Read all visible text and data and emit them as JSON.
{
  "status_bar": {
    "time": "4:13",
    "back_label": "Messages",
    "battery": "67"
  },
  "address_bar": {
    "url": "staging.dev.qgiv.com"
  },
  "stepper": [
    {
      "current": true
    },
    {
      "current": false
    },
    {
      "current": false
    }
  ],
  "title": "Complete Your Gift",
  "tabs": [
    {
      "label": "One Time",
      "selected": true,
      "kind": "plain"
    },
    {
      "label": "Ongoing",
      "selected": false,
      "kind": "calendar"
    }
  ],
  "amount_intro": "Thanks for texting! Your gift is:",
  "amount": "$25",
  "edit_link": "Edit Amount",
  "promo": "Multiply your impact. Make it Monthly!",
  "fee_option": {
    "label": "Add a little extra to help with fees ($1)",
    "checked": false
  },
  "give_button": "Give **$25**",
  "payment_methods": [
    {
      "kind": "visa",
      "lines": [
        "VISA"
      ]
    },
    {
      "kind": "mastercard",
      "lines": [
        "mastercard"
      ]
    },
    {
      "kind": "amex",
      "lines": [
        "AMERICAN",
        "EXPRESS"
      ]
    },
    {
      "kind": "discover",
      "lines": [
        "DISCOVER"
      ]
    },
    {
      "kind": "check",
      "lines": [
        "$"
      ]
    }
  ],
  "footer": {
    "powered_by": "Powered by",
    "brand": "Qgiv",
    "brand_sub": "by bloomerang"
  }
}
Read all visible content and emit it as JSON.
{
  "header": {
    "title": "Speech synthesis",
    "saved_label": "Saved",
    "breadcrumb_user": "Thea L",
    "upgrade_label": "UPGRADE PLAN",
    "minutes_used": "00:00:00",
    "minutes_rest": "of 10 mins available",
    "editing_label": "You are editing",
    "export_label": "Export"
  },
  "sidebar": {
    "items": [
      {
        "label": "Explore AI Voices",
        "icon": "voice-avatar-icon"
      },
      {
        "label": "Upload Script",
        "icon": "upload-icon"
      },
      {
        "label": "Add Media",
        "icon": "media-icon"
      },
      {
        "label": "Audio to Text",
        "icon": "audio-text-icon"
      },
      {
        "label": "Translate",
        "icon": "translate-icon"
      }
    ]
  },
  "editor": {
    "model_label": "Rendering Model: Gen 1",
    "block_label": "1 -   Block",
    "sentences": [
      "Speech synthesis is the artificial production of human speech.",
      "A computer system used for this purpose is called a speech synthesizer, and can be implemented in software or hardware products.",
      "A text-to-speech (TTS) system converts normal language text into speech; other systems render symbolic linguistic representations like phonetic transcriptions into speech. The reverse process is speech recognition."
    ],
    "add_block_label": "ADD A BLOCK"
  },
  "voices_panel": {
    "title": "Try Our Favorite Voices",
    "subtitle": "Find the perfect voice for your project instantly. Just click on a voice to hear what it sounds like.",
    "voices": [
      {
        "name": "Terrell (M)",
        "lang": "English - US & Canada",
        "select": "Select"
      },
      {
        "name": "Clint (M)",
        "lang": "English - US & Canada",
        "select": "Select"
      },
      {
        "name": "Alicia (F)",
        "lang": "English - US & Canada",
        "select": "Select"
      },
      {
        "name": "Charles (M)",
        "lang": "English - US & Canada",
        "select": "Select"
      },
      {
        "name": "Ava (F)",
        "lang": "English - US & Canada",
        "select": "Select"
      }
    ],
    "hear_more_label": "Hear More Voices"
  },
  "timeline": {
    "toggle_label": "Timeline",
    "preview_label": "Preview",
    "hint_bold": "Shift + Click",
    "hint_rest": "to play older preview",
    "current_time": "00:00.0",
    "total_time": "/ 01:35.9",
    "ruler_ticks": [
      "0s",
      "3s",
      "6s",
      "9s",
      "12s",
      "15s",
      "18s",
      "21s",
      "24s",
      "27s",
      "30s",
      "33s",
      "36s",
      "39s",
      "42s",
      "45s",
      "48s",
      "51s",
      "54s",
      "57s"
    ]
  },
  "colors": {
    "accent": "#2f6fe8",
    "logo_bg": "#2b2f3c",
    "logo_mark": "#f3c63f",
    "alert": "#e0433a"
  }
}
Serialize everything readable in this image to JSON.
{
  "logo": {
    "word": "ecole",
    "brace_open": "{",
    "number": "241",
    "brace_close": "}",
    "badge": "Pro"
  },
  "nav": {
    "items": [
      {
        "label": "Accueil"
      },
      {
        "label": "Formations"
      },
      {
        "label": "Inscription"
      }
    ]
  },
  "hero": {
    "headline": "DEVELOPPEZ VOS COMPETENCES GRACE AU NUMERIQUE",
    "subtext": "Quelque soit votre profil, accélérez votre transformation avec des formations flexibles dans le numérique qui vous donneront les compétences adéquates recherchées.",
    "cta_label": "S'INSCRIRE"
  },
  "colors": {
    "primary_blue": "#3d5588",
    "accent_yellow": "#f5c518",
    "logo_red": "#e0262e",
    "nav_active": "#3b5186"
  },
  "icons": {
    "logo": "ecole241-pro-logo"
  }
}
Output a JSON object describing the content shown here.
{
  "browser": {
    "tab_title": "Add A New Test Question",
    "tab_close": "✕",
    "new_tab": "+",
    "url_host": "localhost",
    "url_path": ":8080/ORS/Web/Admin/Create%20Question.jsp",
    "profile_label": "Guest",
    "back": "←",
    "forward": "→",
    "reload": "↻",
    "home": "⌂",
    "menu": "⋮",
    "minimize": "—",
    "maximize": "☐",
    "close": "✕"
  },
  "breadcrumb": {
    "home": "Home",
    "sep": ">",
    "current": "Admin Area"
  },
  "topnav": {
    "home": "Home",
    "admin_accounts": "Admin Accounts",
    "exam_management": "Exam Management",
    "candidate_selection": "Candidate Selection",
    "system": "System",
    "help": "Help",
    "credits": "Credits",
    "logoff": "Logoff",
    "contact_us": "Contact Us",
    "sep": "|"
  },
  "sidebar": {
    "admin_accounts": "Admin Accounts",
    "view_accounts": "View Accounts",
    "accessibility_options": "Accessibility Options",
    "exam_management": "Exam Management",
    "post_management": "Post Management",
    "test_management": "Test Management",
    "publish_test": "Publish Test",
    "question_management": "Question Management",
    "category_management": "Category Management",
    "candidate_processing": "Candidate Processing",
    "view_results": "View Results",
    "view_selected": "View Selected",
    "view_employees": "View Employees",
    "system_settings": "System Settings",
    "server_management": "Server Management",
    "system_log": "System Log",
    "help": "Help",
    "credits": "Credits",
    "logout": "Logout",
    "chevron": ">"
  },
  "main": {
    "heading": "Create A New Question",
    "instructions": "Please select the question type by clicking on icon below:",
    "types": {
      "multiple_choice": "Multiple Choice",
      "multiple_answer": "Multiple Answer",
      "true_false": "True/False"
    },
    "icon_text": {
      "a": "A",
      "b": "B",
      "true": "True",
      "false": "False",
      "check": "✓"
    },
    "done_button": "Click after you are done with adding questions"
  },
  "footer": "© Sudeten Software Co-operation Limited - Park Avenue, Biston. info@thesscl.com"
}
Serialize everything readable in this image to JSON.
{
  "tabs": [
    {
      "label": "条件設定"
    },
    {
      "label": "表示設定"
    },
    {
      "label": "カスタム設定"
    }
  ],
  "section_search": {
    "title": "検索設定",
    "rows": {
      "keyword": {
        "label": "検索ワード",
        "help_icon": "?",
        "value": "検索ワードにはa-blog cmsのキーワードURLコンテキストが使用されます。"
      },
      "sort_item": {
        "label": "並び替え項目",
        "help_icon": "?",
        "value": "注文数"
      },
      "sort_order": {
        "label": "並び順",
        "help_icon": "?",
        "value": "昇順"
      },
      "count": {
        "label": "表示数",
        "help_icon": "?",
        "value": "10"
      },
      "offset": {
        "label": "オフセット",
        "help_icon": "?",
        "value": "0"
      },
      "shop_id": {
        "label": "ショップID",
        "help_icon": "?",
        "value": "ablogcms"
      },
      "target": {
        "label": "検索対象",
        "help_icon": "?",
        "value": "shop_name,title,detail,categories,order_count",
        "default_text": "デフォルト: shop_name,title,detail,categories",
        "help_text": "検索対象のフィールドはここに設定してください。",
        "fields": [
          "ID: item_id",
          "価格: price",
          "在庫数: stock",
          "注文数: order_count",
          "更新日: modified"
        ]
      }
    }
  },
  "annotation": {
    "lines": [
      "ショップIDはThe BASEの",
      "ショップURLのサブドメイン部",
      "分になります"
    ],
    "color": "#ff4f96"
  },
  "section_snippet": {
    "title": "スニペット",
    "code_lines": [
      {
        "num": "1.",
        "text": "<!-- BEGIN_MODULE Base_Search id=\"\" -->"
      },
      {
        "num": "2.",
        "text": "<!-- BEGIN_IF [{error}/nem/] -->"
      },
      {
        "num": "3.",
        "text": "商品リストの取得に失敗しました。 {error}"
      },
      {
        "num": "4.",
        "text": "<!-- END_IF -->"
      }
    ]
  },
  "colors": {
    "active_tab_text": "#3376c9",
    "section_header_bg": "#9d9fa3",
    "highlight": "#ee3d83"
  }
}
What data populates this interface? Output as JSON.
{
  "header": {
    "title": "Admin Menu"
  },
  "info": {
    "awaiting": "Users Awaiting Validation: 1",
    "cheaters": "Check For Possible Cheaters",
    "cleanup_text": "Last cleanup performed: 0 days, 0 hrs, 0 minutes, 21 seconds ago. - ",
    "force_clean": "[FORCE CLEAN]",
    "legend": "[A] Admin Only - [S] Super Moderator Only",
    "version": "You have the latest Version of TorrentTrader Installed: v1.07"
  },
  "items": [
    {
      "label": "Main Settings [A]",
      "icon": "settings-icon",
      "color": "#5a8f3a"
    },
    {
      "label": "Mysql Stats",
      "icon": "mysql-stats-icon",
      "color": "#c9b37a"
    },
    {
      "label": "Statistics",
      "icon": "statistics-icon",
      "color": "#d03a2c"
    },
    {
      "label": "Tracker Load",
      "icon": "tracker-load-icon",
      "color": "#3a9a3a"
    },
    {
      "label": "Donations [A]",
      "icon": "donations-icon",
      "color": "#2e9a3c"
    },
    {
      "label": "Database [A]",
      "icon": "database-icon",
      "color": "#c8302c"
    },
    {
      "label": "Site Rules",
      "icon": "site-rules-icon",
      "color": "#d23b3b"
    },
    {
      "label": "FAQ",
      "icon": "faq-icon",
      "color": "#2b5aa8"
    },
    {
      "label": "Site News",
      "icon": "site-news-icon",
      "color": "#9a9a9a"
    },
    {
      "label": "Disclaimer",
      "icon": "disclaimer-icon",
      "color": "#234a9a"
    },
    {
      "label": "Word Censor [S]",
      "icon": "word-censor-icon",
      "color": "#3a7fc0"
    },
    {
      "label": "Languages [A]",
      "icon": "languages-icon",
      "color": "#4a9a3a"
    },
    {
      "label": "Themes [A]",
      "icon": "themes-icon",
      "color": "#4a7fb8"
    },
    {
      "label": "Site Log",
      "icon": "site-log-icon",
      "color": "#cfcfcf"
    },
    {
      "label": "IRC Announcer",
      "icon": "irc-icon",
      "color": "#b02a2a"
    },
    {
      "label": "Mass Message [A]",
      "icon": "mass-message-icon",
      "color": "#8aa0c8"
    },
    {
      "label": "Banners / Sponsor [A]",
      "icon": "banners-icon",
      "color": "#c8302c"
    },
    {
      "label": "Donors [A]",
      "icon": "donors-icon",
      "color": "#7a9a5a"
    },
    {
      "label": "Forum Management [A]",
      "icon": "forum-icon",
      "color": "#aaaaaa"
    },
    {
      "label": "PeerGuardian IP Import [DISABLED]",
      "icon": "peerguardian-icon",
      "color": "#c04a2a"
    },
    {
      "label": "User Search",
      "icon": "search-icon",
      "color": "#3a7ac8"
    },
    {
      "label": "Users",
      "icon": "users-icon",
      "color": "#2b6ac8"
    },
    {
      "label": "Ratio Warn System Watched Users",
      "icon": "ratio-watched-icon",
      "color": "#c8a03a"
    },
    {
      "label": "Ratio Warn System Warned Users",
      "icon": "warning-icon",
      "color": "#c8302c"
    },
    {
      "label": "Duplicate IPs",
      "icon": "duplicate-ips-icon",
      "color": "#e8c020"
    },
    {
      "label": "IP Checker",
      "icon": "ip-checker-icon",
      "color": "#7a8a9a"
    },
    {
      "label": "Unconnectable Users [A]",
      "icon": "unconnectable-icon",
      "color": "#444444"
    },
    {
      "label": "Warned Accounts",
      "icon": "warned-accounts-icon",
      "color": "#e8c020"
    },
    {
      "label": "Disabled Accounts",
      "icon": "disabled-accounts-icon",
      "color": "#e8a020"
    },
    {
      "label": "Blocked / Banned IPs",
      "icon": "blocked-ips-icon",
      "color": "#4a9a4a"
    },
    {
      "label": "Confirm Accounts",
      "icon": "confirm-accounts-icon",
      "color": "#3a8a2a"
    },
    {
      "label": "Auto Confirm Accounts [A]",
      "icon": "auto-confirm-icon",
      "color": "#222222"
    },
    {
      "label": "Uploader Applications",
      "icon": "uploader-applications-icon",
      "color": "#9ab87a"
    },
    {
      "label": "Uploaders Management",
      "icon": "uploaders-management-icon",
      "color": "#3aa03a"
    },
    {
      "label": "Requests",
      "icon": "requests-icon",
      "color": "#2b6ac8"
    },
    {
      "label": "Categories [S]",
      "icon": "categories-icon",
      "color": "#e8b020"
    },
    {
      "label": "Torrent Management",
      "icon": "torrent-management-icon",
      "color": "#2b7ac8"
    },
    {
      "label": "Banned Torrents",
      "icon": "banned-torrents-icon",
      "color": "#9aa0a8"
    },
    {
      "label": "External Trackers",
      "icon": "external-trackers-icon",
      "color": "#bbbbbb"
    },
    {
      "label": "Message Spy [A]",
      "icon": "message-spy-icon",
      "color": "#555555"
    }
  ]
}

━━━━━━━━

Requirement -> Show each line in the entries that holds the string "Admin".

Solution to this task ->
    "url_path": ":8080/ORS/Web/Admin/Create%20Question.jsp",
    "current": "Admin Area"
    "admin_accounts": "Admin Accounts",
    "admin_accounts": "Admin Accounts",
    "title": "Admin Menu"
    "legend": "[A] Admin Only - [S] Super Moderator Only",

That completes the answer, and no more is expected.